The system is never fully used for the purposes intended: “Many systems today include functionality that some users just elect not to take advantage of. Tracking driver hours of service (HOS) automatically is a good example. Practically every fleet management solution supplier offers an automated hours-of-service capability, but some carriers prefer not to use it under the misconception that what they don't know can't hurt them. The better approach is to have a solid driver policy and then take advantage of technology to make sure you live by those good policies.”

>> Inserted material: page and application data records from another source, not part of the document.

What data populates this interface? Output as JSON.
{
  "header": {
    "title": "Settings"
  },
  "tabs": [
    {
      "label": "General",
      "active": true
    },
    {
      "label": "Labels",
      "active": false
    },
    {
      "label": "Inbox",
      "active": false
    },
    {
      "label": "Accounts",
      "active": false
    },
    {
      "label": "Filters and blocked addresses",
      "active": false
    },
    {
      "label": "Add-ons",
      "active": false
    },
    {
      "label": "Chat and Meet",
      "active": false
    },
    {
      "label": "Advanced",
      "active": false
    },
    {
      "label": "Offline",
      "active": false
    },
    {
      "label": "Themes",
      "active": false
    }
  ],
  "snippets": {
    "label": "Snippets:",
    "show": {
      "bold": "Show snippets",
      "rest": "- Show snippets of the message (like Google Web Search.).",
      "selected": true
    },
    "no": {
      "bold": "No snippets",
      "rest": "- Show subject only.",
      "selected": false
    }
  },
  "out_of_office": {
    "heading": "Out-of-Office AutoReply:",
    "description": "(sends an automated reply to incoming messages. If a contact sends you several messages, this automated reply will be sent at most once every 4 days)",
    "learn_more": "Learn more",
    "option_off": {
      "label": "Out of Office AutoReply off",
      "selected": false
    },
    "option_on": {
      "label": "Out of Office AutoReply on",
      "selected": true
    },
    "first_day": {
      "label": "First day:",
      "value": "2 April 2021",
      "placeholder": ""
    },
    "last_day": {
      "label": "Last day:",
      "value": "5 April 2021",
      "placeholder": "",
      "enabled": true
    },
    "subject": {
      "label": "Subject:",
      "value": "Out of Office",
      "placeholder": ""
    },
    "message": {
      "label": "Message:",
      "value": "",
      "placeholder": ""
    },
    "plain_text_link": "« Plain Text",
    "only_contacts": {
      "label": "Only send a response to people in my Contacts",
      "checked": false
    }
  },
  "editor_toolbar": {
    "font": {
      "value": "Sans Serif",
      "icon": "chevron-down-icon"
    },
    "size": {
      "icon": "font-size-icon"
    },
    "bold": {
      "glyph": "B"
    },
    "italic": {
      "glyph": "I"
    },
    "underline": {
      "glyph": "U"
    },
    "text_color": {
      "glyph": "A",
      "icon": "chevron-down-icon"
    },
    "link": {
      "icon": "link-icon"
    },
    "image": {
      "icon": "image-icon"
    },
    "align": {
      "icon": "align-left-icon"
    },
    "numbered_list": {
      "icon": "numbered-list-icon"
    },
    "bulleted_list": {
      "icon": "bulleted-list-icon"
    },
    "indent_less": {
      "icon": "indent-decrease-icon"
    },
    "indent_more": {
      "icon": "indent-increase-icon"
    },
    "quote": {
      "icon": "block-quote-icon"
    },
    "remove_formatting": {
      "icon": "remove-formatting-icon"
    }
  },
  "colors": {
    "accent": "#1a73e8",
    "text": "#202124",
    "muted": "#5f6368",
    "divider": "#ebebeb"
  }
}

Lack of leadership: “Today's communication and management technologies create change throughout an organization. They alter its basic business processes, the way work gets done. In order to get the most out of an investment in technology, company leaders have to insist on its utilization and demand a certain level of proficiency on the part of all users. Sometimes this doesn't happen and then you find employees saying, ‘I just don't have time to do all this new, extra work,’ and the company never realizes most of the potential benefits from its technology tools.”
Unwillingness to staff: “If fleets don't understand exactly what savings or other benefits they could realize if they deployed a particular technology solution, then they don't see the need to pay for staff to do that job. Reducing out-of-route miles is a good example. Thanks to GPS, we can know almost instantaneously if a driver is out-of-route, but not everyone sees the need to track and manage that. With fuel as costly as it is now, however, reducing out-of-route miles is almost always well worth doing. I'd take a 10% reduction in wasted miles any day.”
Systems that don't perform as expected: “There are so many good technology solutions available today, scaled to be affordable for smaller companies as well as the biggest fleets. Occasionally, however, a fleet ends up purchasing hardware or software that just won't do what they had hoped it would, even with modifications. This usually happens because the carrier doesn't know enough going into the deal to ask the right questions up front. ”
“There are technical and institutional barriers to the acceptance of new technologies and operating practices in most industries. Some barriers for intelligent freight applications, however, may be more complex when decisions by private firms depend upon government budgets and actions…. Concerns and barriers to implementation:
- Efficacy and technical immaturity
- Standards acceptance
- Operational impacts and systems integration
- Business case and benefits
- Exposure to government action and inaction
- Protection of proprietary information
- Reluctance to change
(“The Freight Technology Story,” the Dept. of Transportation, Federal Highway Administration, Office of Freight Management and Operations, 2005.)